*DATA TO USE*:
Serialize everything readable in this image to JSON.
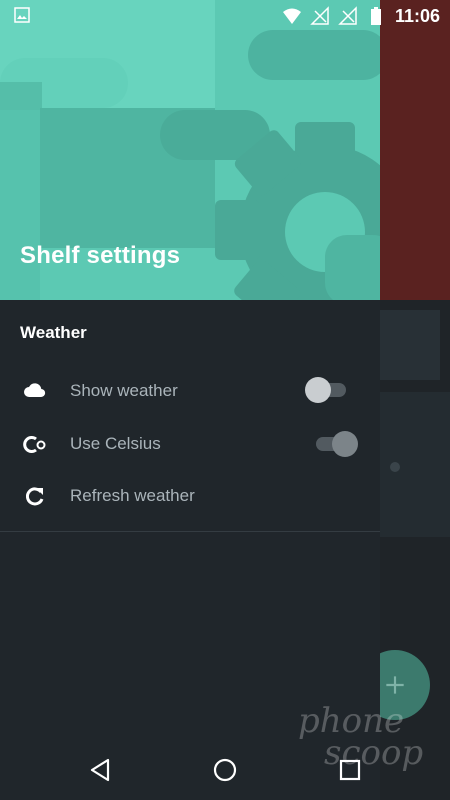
{
  "status_bar": {
    "time": "11:06",
    "icons": [
      "image-icon",
      "wifi-icon",
      "no-signal-icon",
      "no-signal-icon",
      "battery-icon"
    ]
  },
  "drawer": {
    "title": "Shelf settings",
    "section": "Weather",
    "items": [
      {
        "label": "Show weather",
        "icon": "cloud-icon",
        "toggle": false
      },
      {
        "label": "Use Celsius",
        "icon": "celsius-icon",
        "toggle": true
      },
      {
        "label": "Refresh weather",
        "icon": "refresh-icon"
      }
    ]
  },
  "watermark": {
    "line1": "phone",
    "line2": "scoop"
  },
  "colors": {
    "header": "#59c6b0",
    "drawer": "#20262b",
    "accent": "#3c7a6d"
  }
}
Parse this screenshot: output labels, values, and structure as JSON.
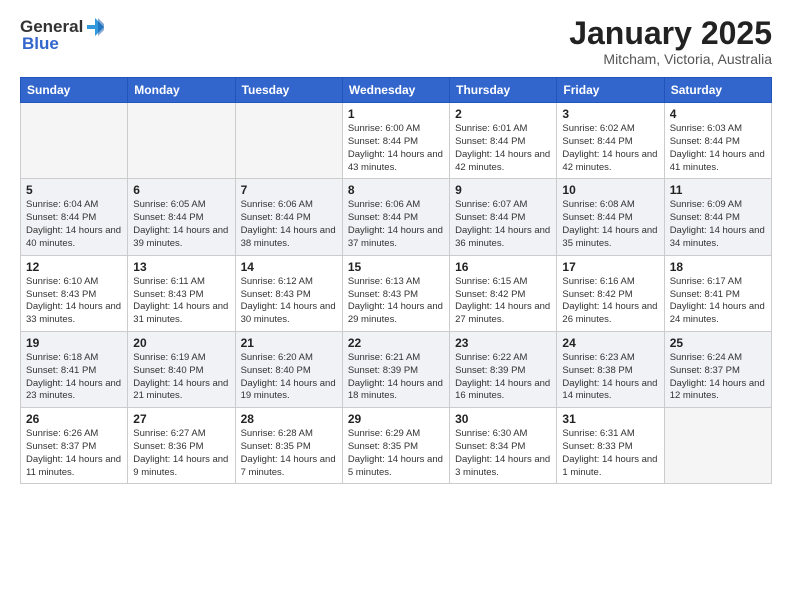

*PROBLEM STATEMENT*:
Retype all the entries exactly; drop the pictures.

*WRITTEN RESPONSE*:
Serialize everything readable in this image to JSON.
{
  "status_bar": {
    "time": "11:06",
    "icons": [
      "image-icon",
      "wifi-icon",
      "no-signal-icon",
      "no-signal-icon",
      "battery-icon"
    ]
  },
  "drawer": {
    "title": "Shelf settings",
    "section": "Weather",
    "items": [
      {
        "label": "Show weather",
        "icon": "cloud-icon",
        "toggle": false
      },
      {
        "label": "Use Celsius",
        "icon": "celsius-icon",
        "toggle": true
      },
      {
        "label": "Refresh weather",
        "icon": "refresh-icon"
      }
    ]
  },
  "watermark": {
    "line1": "phone",
    "line2": "scoop"
  },
  "colors": {
    "header": "#59c6b0",
    "drawer": "#20262b",
    "accent": "#3c7a6d"
  }
}
Parse this screenshot: output labels, values, and structure as JSON.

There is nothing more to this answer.